RECORDED DATA:
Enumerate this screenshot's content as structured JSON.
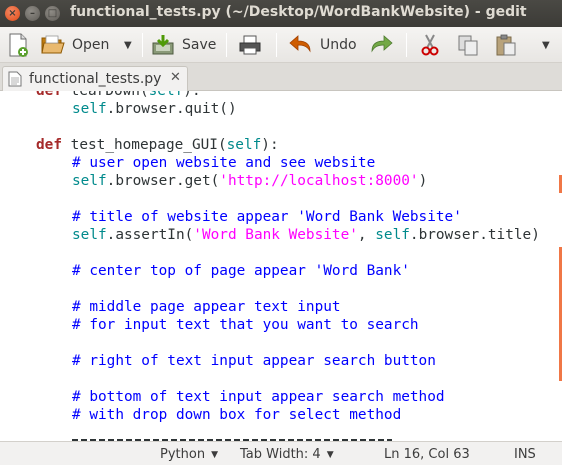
{
  "window": {
    "title": "functional_tests.py (~/Desktop/WordBankWebsite) - gedit"
  },
  "toolbar": {
    "open_label": "Open",
    "save_label": "Save",
    "undo_label": "Undo"
  },
  "tab": {
    "label": "functional_tests.py",
    "close": "✕"
  },
  "code": {
    "l0_kw": "def",
    "l0_name": " tearDown(",
    "l0_self": "self",
    "l0_end": "):",
    "l1_self": "self",
    "l1_rest": ".browser.quit()",
    "l3_kw": "def",
    "l3_name": " test_homepage_GUI(",
    "l3_self": "self",
    "l3_end": "):",
    "l4_comment": "# user open website and see website",
    "l5_self": "self",
    "l5_call": ".browser.get(",
    "l5_str": "'http://localhost:8000'",
    "l5_end": ")",
    "l7_comment": "# title of website appear 'Word Bank Website'",
    "l8_self": "self",
    "l8_call": ".assertIn(",
    "l8_str": "'Word Bank Website'",
    "l8_sep": ", ",
    "l8_self2": "self",
    "l8_end": ".browser.title)",
    "l10_comment": "# center top of page appear 'Word Bank'",
    "l12_comment": "# middle page appear text input",
    "l13_comment": "# for input text that you want to search",
    "l15_comment": "# right of text input appear search button",
    "l17_comment": "# bottom of text input appear search method",
    "l18_comment": "# with drop down box for select method"
  },
  "status": {
    "language": "Python",
    "tab_width": "Tab Width: 4",
    "position": "Ln 16, Col 63",
    "mode": "INS"
  },
  "colors": {
    "keyword": "#a52a2a",
    "self": "#008a8c",
    "comment": "#0000ff",
    "string": "#ff00ff",
    "change_marker": "#f07746"
  }
}
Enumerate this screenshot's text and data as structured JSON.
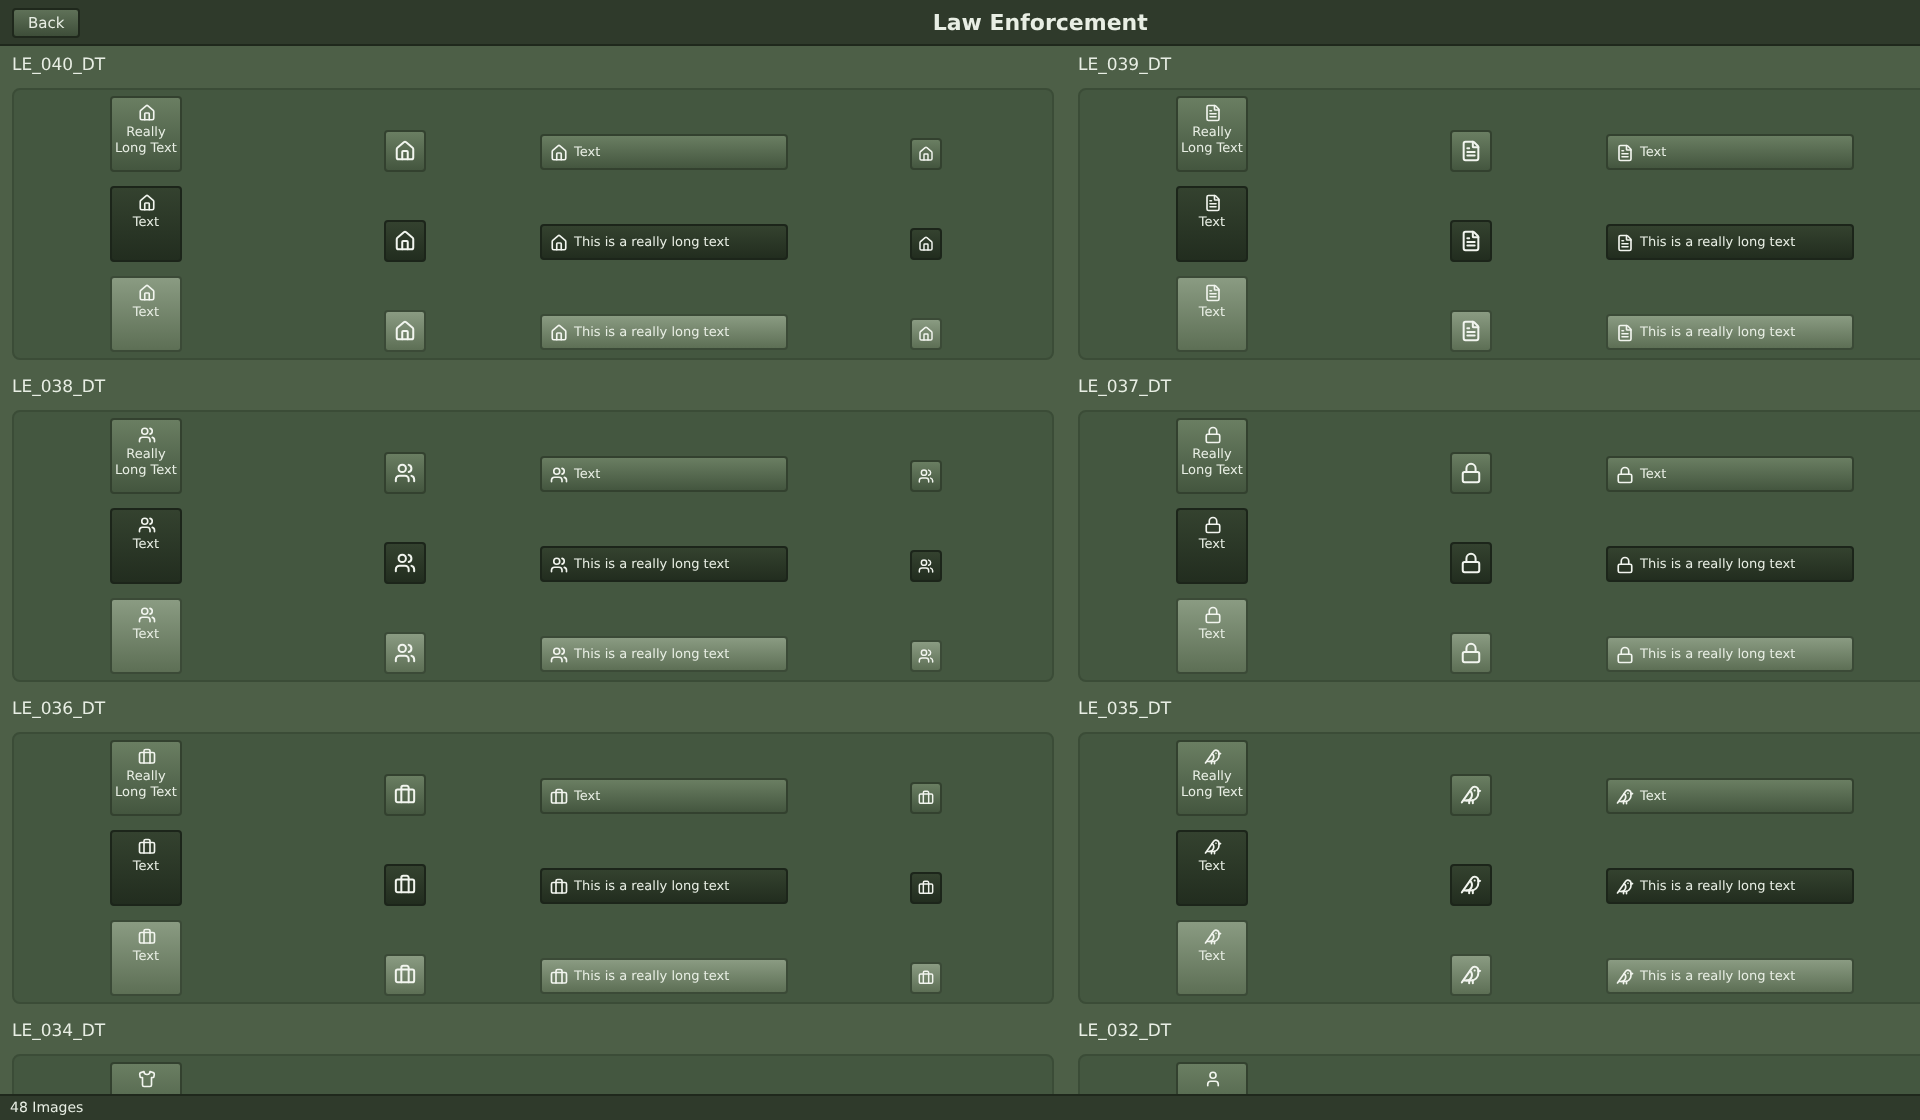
{
  "header": {
    "back_button": "Back",
    "title": "Law Enforcement"
  },
  "sections": [
    {
      "name": "LE_040_DT",
      "rows": [
        {
          "pressed": false,
          "hovered": false,
          "tile_label": "Really Long Text",
          "bar_label": "Text"
        },
        {
          "pressed": true,
          "hovered": false,
          "tile_label": "Text",
          "bar_label": "This is a really long text"
        },
        {
          "pressed": false,
          "hovered": true,
          "tile_label": "Text",
          "bar_label": "This is a really long text"
        }
      ]
    },
    {
      "name": "LE_039_DT",
      "rows": [
        {
          "pressed": false,
          "hovered": false,
          "tile_label": "Really Long Text",
          "bar_label": "Text"
        },
        {
          "pressed": true,
          "hovered": false,
          "tile_label": "Text",
          "bar_label": "This is a really long text"
        },
        {
          "pressed": false,
          "hovered": true,
          "tile_label": "Text",
          "bar_label": "This is a really long text"
        }
      ]
    },
    {
      "name": "LE_038_DT",
      "rows": [
        {
          "pressed": false,
          "hovered": false,
          "tile_label": "Really Long Text",
          "bar_label": "Text"
        },
        {
          "pressed": true,
          "hovered": false,
          "tile_label": "Text",
          "bar_label": "This is a really long text"
        },
        {
          "pressed": false,
          "hovered": true,
          "tile_label": "Text",
          "bar_label": "This is a really long text"
        }
      ]
    },
    {
      "name": "LE_037_DT",
      "rows": [
        {
          "pressed": false,
          "hovered": false,
          "tile_label": "Really Long Text",
          "bar_label": "Text"
        },
        {
          "pressed": true,
          "hovered": false,
          "tile_label": "Text",
          "bar_label": "This is a really long text"
        },
        {
          "pressed": false,
          "hovered": true,
          "tile_label": "Text",
          "bar_label": "This is a really long text"
        }
      ]
    },
    {
      "name": "LE_036_DT",
      "rows": [
        {
          "pressed": false,
          "hovered": false,
          "tile_label": "Really Long Text",
          "bar_label": "Text"
        },
        {
          "pressed": true,
          "hovered": false,
          "tile_label": "Text",
          "bar_label": "This is a really long text"
        },
        {
          "pressed": false,
          "hovered": true,
          "tile_label": "Text",
          "bar_label": "This is a really long text"
        }
      ]
    },
    {
      "name": "LE_035_DT",
      "rows": [
        {
          "pressed": false,
          "hovered": false,
          "tile_label": "Really Long Text",
          "bar_label": "Text"
        },
        {
          "pressed": true,
          "hovered": false,
          "tile_label": "Text",
          "bar_label": "This is a really long text"
        },
        {
          "pressed": false,
          "hovered": true,
          "tile_label": "Text",
          "bar_label": "This is a really long text"
        }
      ]
    },
    {
      "name": "LE_034_DT",
      "rows": [
        {
          "pressed": false,
          "hovered": false
        }
      ]
    },
    {
      "name": "LE_032_DT",
      "rows": [
        {
          "pressed": false,
          "hovered": false
        }
      ]
    }
  ],
  "status_bar": "48 Images"
}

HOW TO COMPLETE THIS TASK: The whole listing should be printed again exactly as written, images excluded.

ANSWER SECTION:
Enumerate this screenshot's content as structured JSON.
{
  "window": {
    "title": "functional_tests.py (~/Desktop/WordBankWebsite) - gedit"
  },
  "toolbar": {
    "open_label": "Open",
    "save_label": "Save",
    "undo_label": "Undo"
  },
  "tab": {
    "label": "functional_tests.py",
    "close": "✕"
  },
  "code": {
    "l0_kw": "def",
    "l0_name": " tearDown(",
    "l0_self": "self",
    "l0_end": "):",
    "l1_self": "self",
    "l1_rest": ".browser.quit()",
    "l3_kw": "def",
    "l3_name": " test_homepage_GUI(",
    "l3_self": "self",
    "l3_end": "):",
    "l4_comment": "# user open website and see website",
    "l5_self": "self",
    "l5_call": ".browser.get(",
    "l5_str": "'http://localhost:8000'",
    "l5_end": ")",
    "l7_comment": "# title of website appear 'Word Bank Website'",
    "l8_self": "self",
    "l8_call": ".assertIn(",
    "l8_str": "'Word Bank Website'",
    "l8_sep": ", ",
    "l8_self2": "self",
    "l8_end": ".browser.title)",
    "l10_comment": "# center top of page appear 'Word Bank'",
    "l12_comment": "# middle page appear text input",
    "l13_comment": "# for input text that you want to search",
    "l15_comment": "# right of text input appear search button",
    "l17_comment": "# bottom of text input appear search method",
    "l18_comment": "# with drop down box for select method"
  },
  "status": {
    "language": "Python",
    "tab_width": "Tab Width: 4",
    "position": "Ln 16, Col 63",
    "mode": "INS"
  },
  "colors": {
    "keyword": "#a52a2a",
    "self": "#008a8c",
    "comment": "#0000ff",
    "string": "#ff00ff",
    "change_marker": "#f07746"
  }
}
Enumerate this screenshot's text and data as structured JSON.
{
  "header": {
    "back_button": "Back",
    "title": "Law Enforcement"
  },
  "sections": [
    {
      "name": "LE_040_DT",
      "rows": [
        {
          "pressed": false,
          "hovered": false,
          "tile_label": "Really Long Text",
          "bar_label": "Text"
        },
        {
          "pressed": true,
          "hovered": false,
          "tile_label": "Text",
          "bar_label": "This is a really long text"
        },
        {
          "pressed": false,
          "hovered": true,
          "tile_label": "Text",
          "bar_label": "This is a really long text"
        }
      ]
    },
    {
      "name": "LE_039_DT",
      "rows": [
        {
          "pressed": false,
          "hovered": false,
          "tile_label": "Really Long Text",
          "bar_label": "Text"
        },
        {
          "pressed": true,
          "hovered": false,
          "tile_label": "Text",
          "bar_label": "This is a really long text"
        },
        {
          "pressed": false,
          "hovered": true,
          "tile_label": "Text",
          "bar_label": "This is a really long text"
        }
      ]
    },
    {
      "name": "LE_038_DT",
      "rows": [
        {
          "pressed": false,
          "hovered": false,
          "tile_label": "Really Long Text",
          "bar_label": "Text"
        },
        {
          "pressed": true,
          "hovered": false,
          "tile_label": "Text",
          "bar_label": "This is a really long text"
        },
        {
          "pressed": false,
          "hovered": true,
          "tile_label": "Text",
          "bar_label": "This is a really long text"
        }
      ]
    },
    {
      "name": "LE_037_DT",
      "rows": [
        {
          "pressed": false,
          "hovered": false,
          "tile_label": "Really Long Text",
          "bar_label": "Text"
        },
        {
          "pressed": true,
          "hovered": false,
          "tile_label": "Text",
          "bar_label": "This is a really long text"
        },
        {
          "pressed": false,
          "hovered": true,
          "tile_label": "Text",
          "bar_label": "This is a really long text"
        }
      ]
    },
    {
      "name": "LE_036_DT",
      "rows": [
        {
          "pressed": false,
          "hovered": false,
          "tile_label": "Really Long Text",
          "bar_label": "Text"
        },
        {
          "pressed": true,
          "hovered": false,
          "tile_label": "Text",
          "bar_label": "This is a really long text"
        },
        {
          "pressed": false,
          "hovered": true,
          "tile_label": "Text",
          "bar_label": "This is a really long text"
        }
      ]
    },
    {
      "name": "LE_035_DT",
      "rows": [
        {
          "pressed": false,
          "hovered": false,
          "tile_label": "Really Long Text",
          "bar_label": "Text"
        },
        {
          "pressed": true,
          "hovered": false,
          "tile_label": "Text",
          "bar_label": "This is a really long text"
        },
        {
          "pressed": false,
          "hovered": true,
          "tile_label": "Text",
          "bar_label": "This is a really long text"
        }
      ]
    },
    {
      "name": "LE_034_DT",
      "rows": [
        {
          "pressed": false,
          "hovered": false
        }
      ]
    },
    {
      "name": "LE_032_DT",
      "rows": [
        {
          "pressed": false,
          "hovered": false
        }
      ]
    }
  ],
  "status_bar": "48 Images"
}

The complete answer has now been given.